Africa's collective GDP, at $1.6 trillion in 2008, is now roughly equal to Brazil's or Russia's. While Africa's increased economic momentum is widely recognized, less known are its sources and likely staying power. Among the key findings:
Foreseeing the potential rise of Africa's economic lions
MGI's London-based Director Charles Roxburgh and South Africa-based Principal Arend Van Wamelen discuss the sources and staying power of Africa's economic growth, the continent's compelling business opportunities, and the rise of the African urban consumer.
Africa's growth acceleration was widespread, with 27 of its 30 largest economies expanding more rapidly after 2000.

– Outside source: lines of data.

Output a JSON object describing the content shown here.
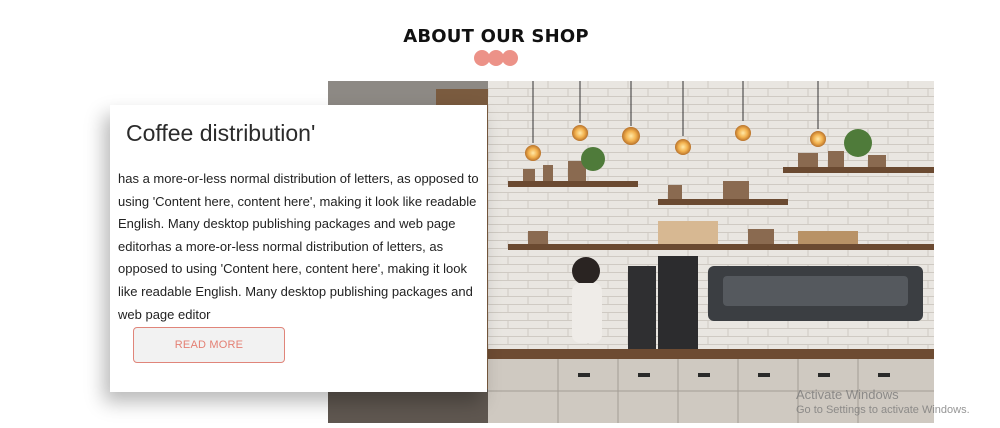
{
  "section": {
    "title": "ABOUT OUR SHOP"
  },
  "card": {
    "heading": "Coffee distribution'",
    "body": "has a more-or-less normal distribution of letters, as opposed to using 'Content here, content here', making it look like readable English. Many desktop publishing packages and web page editorhas a more-or-less normal distribution of letters, as opposed to using 'Content here, content here', making it look like readable English. Many desktop publishing packages and web page editor",
    "button_label": "READ MORE"
  },
  "watermark": {
    "line1": "Activate Windows",
    "line2": "Go to Settings to activate Windows."
  },
  "colors": {
    "accent": "#ec9288",
    "button_border": "#e0857a",
    "heading": "#111111"
  }
}
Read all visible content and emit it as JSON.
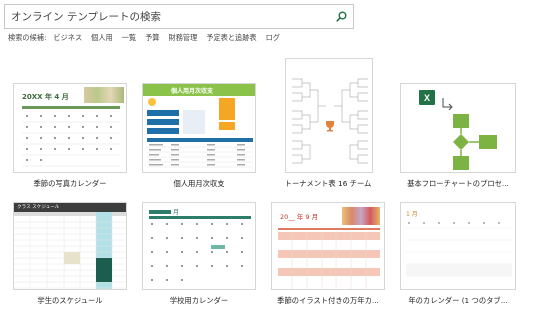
{
  "search": {
    "value": "オンライン テンプレートの検索",
    "placeholder": "オンライン テンプレートの検索",
    "icon": "search-icon"
  },
  "suggestions": {
    "label": "検索の候補:",
    "items": [
      "ビジネス",
      "個人用",
      "一覧",
      "予算",
      "財務管理",
      "予定表と追跡表",
      "ログ"
    ]
  },
  "templates": [
    {
      "title": "季節の写真カレンダー",
      "preview": {
        "heading": "20XX 年 4 月"
      }
    },
    {
      "title": "個人用月次収支",
      "preview": {
        "heading": "個人用月次収支"
      }
    },
    {
      "title": "トーナメント表 16 チーム",
      "preview": {}
    },
    {
      "title": "基本フローチャートのプロセ...",
      "preview": {
        "app_badge": "X"
      }
    },
    {
      "title": "学生のスケジュール",
      "preview": {
        "heading": "クラス スケジュール"
      }
    },
    {
      "title": "学校用カレンダー",
      "preview": {
        "heading": "月"
      }
    },
    {
      "title": "季節のイラスト付きの万年カ...",
      "preview": {
        "heading": "20__ 年 9 月"
      }
    },
    {
      "title": "年のカレンダー (1 つのタブ...",
      "preview": {
        "heading": "1 月"
      }
    }
  ],
  "colors": {
    "accent_green": "#217346",
    "calendar_green": "#4a7c59",
    "budget_header": "#7cb342",
    "teal": "#2e7d6b",
    "salmon": "#f4c7b8"
  }
}
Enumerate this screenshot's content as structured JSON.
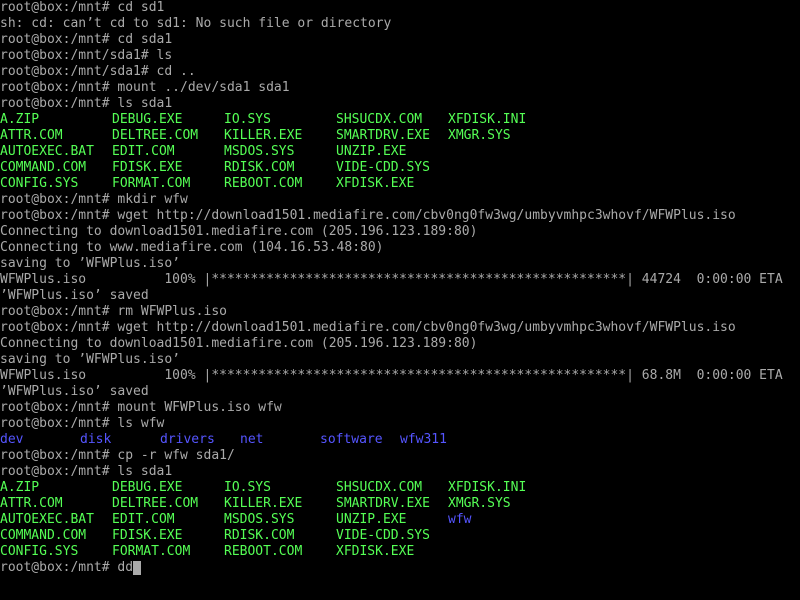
{
  "terminal": {
    "lines": [
      "root@box:/mnt# cd sd1",
      "sh: cd: can’t cd to sd1: No such file or directory",
      "root@box:/mnt# cd sda1",
      "root@box:/mnt/sda1# ls",
      "root@box:/mnt/sda1# cd ..",
      "root@box:/mnt# mount ../dev/sda1 sda1",
      "root@box:/mnt# ls sda1"
    ],
    "ls_sda1_first": [
      [
        "A.ZIP",
        "DEBUG.EXE",
        "IO.SYS",
        "SHSUCDX.COM",
        "XFDISK.INI"
      ],
      [
        "ATTR.COM",
        "DELTREE.COM",
        "KILLER.EXE",
        "SMARTDRV.EXE",
        "XMGR.SYS"
      ],
      [
        "AUTOEXEC.BAT",
        "EDIT.COM",
        "MSDOS.SYS",
        "UNZIP.EXE",
        ""
      ],
      [
        "COMMAND.COM",
        "FDISK.EXE",
        "RDISK.COM",
        "VIDE-CDD.SYS",
        ""
      ],
      [
        "CONFIG.SYS",
        "FORMAT.COM",
        "REBOOT.COM",
        "XFDISK.EXE",
        ""
      ]
    ],
    "lines2": [
      "root@box:/mnt# mkdir wfw",
      "root@box:/mnt# wget http://download1501.mediafire.com/cbv0ng0fw3wg/umbyvmhpc3whovf/WFWPlus.iso",
      "Connecting to download1501.mediafire.com (205.196.123.189:80)",
      "Connecting to www.mediafire.com (104.16.53.48:80)",
      "saving to ’WFWPlus.iso’",
      "WFWPlus.iso          100% |*****************************************************| 44724  0:00:00 ETA",
      "’WFWPlus.iso’ saved",
      "root@box:/mnt# rm WFWPlus.iso",
      "root@box:/mnt# wget http://download1501.mediafire.com/cbv0ng0fw3wg/umbyvmhpc3whovf/WFWPlus.iso",
      "Connecting to download1501.mediafire.com (205.196.123.189:80)",
      "saving to ’WFWPlus.iso’",
      "WFWPlus.iso          100% |*****************************************************| 68.8M  0:00:00 ETA",
      "’WFWPlus.iso’ saved",
      "root@box:/mnt# mount WFWPlus.iso wfw",
      "root@box:/mnt# ls wfw"
    ],
    "ls_wfw": [
      "dev",
      "disk",
      "drivers",
      "net",
      "software",
      "wfw311"
    ],
    "lines3": [
      "root@box:/mnt# cp -r wfw sda1/",
      "root@box:/mnt# ls sda1"
    ],
    "ls_sda1_second": [
      [
        "A.ZIP",
        "DEBUG.EXE",
        "IO.SYS",
        "SHSUCDX.COM",
        "XFDISK.INI"
      ],
      [
        "ATTR.COM",
        "DELTREE.COM",
        "KILLER.EXE",
        "SMARTDRV.EXE",
        "XMGR.SYS"
      ],
      [
        "AUTOEXEC.BAT",
        "EDIT.COM",
        "MSDOS.SYS",
        "UNZIP.EXE",
        "wfw"
      ],
      [
        "COMMAND.COM",
        "FDISK.EXE",
        "RDISK.COM",
        "VIDE-CDD.SYS",
        ""
      ],
      [
        "CONFIG.SYS",
        "FORMAT.COM",
        "REBOOT.COM",
        "XFDISK.EXE",
        ""
      ]
    ],
    "prompt_line": "root@box:/mnt# dd"
  },
  "colors": {
    "background": "#000000",
    "text": "#aaaaaa",
    "file": "#55ff55",
    "directory": "#5555ff"
  }
}
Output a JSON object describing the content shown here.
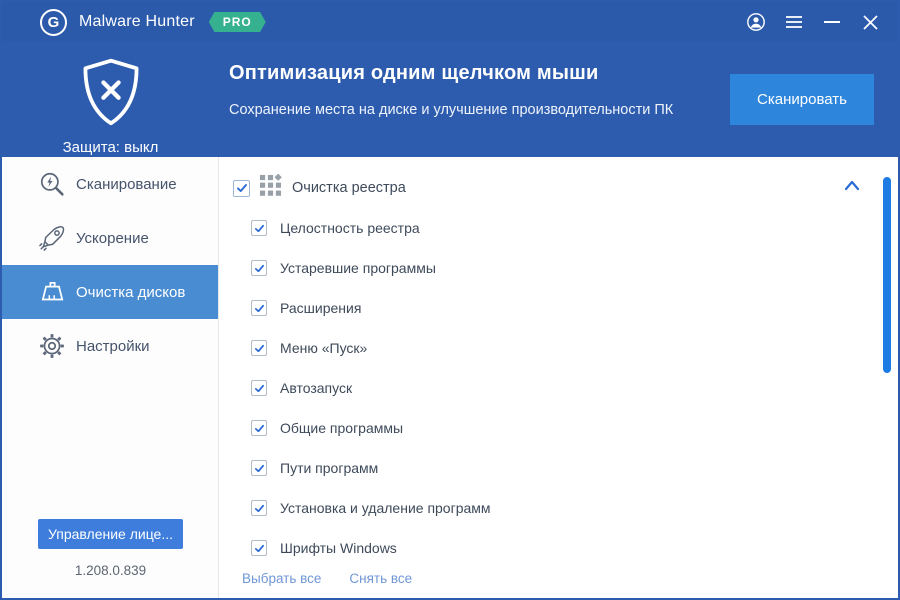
{
  "colors": {
    "titlebar_blue": "#2b5aab",
    "header_blue": "#2d5cae",
    "scan_button_blue": "#2e86dc",
    "selected_item_blue": "#4a8cd2",
    "license_button_blue": "#3e7ddb",
    "pro_badge_teal": "#35b18f",
    "checkmark_blue": "#2b6cd4",
    "scrollbar_blue": "#1d7ce4",
    "link_blue": "#7097d6"
  },
  "titlebar": {
    "app_name": "Malware Hunter",
    "pro_badge": "PRO",
    "logo_letter": "G"
  },
  "header": {
    "shield_status": "Защита: выкл",
    "title": "Оптимизация одним щелчком мыши",
    "subtitle": "Сохранение места на диске и улучшение производительности ПК",
    "scan_button": "Сканировать"
  },
  "sidebar": {
    "items": [
      {
        "label": "Сканирование",
        "icon": "scan-magnifier-icon",
        "selected": false
      },
      {
        "label": "Ускорение",
        "icon": "rocket-icon",
        "selected": false
      },
      {
        "label": "Очистка дисков",
        "icon": "broom-icon",
        "selected": true
      },
      {
        "label": "Настройки",
        "icon": "gear-icon",
        "selected": false
      }
    ],
    "license_button": "Управление лице...",
    "version": "1.208.0.839"
  },
  "main": {
    "group_label": "Очистка реестра",
    "group_checked": true,
    "group_expanded": true,
    "items": [
      {
        "label": "Целостность реестра",
        "checked": true
      },
      {
        "label": "Устаревшие программы",
        "checked": true
      },
      {
        "label": "Расширения",
        "checked": true
      },
      {
        "label": "Меню «Пуск»",
        "checked": true
      },
      {
        "label": "Автозапуск",
        "checked": true
      },
      {
        "label": "Общие программы",
        "checked": true
      },
      {
        "label": "Пути программ",
        "checked": true
      },
      {
        "label": "Установка и удаление программ",
        "checked": true
      },
      {
        "label": "Шрифты Windows",
        "checked": true
      }
    ],
    "select_all": "Выбрать все",
    "deselect_all": "Снять все"
  }
}
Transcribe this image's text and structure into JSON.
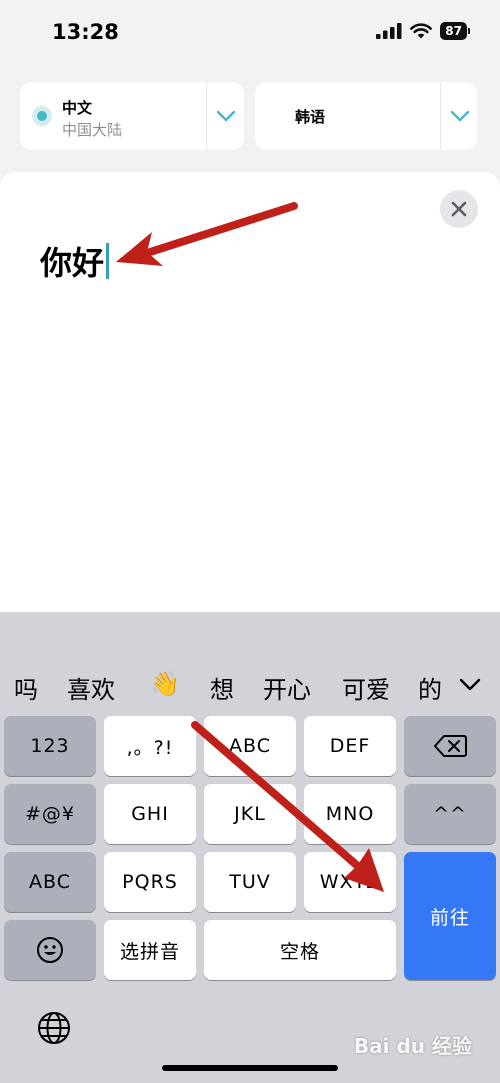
{
  "status": {
    "time": "13:28",
    "battery": "87"
  },
  "language": {
    "source_name": "中文",
    "source_region": "中国大陆",
    "target_name": "韩语"
  },
  "input": {
    "text": "你好"
  },
  "keyboard": {
    "candidates": [
      "吗",
      "喜欢",
      "👋",
      "想",
      "开心",
      "可爱",
      "的"
    ],
    "keys": {
      "num": "123",
      "punct": ",。?!",
      "abc2": "ABC",
      "def3": "DEF",
      "sym": "#@¥",
      "ghi": "GHI",
      "jkl": "JKL",
      "mno": "MNO",
      "face": "^^",
      "abc_mode": "ABC",
      "pqrs": "PQRS",
      "tuv": "TUV",
      "wxyz": "WXYZ",
      "go": "前往",
      "pinyin": "选拼音",
      "space": "空格"
    }
  },
  "watermark": "Bai du 经验",
  "colors": {
    "accent": "#3478f6",
    "annotation_arrow": "#c0201a",
    "caret": "#34a0b8"
  }
}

All sectors contributed, including resources, finance, retail, agriculture, transportation and telecommunications. Natural resources directly accounted for just 24 percent of the continent's GDP growth from 2000 through 2008. Key to Africa's growth surge were improved political and macroeconomic stability and microeconomic reforms.
Future economic growth will be supported by Africa's increasing ties to the global economy.
Rising demand for commodities is driving buyers around the world to pay dearly for Africa's natural riches and to forge new types of partnerships with producers. And Africa is gaining greater access to international capital; total foreign capital flows into Africa rose from $15 billion in 2000 to a peak of $87 billion in 2007.
Africa's economic growth is creating substantial new business opportunities that are often overlooked by global companies.
MGI projects that at least four groups of industries—consumer-facing industries, agriculture, resources, and infrastructure—together could generate as much as $2.6 trillion in revenue annually by 2020, or $1 trillion more than today.
Today the rate of return on foreign investment in Africa is higher than in any other developing region.
Early entry into African economies provides opportunities to create markets, establish brands, shape industry structures, influence customer preferences, and establish long-term relationships. Business can help build the Africa of the future.
The rise of the African urban consumer also will fuel long-term growth.
Today, 40 percent of Africans live in urban areas, a portion close to China's and continuing to expand. The number of households with discretionary income is projected to rise by 50 percent over the next 10 years, reaching 128 million. By 2030, the continent's top 18 cities could have combined spending power of $1.3 trillion.
To understand the growth opportunities and challenges of individual economies, MGI developed a framework that groups them in four broad clusters: diversified economies, oil exporters, transition economies, and pre-transition economies. Though imperfect, this framework can guide business leaders and investors developing strategies for the continent and policymakers working to sustain growth.